## Work required:
In the records, find each line where "icon" occurs, and copy it.

##########

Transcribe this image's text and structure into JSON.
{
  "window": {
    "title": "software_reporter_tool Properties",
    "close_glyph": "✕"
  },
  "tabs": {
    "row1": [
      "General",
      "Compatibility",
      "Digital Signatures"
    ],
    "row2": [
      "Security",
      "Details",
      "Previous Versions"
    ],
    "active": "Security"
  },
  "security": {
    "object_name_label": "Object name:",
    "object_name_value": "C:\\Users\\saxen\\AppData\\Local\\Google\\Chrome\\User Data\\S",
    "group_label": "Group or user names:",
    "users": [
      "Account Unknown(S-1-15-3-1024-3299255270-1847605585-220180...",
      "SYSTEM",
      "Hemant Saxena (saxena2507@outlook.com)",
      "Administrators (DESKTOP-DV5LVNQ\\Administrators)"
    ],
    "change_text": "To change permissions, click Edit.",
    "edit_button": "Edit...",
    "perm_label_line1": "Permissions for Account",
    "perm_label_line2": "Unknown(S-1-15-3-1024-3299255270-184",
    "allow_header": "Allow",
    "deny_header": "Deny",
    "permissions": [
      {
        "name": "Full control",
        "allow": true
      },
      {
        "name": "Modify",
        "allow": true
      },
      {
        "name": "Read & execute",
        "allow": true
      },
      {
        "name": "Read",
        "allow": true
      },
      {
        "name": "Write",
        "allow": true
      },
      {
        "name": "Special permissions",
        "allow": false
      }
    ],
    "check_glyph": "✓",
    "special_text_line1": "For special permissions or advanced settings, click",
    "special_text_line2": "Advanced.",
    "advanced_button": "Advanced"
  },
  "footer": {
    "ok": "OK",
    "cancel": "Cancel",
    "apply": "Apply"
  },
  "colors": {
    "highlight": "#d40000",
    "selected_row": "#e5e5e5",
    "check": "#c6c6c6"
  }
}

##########

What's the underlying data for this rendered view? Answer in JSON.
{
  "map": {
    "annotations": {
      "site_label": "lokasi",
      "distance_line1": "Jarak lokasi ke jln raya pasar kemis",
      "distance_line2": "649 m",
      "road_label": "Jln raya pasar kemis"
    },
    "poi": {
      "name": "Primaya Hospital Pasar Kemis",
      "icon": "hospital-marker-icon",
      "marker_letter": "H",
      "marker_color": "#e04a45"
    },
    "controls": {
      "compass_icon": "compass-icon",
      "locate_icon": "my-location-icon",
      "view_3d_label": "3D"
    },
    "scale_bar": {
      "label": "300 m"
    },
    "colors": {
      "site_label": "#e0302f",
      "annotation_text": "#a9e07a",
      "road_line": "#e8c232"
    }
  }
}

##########

## Response box:
      "icon": "hospital-marker-icon",
      "compass_icon": "compass-icon",
      "locate_icon": "my-location-icon",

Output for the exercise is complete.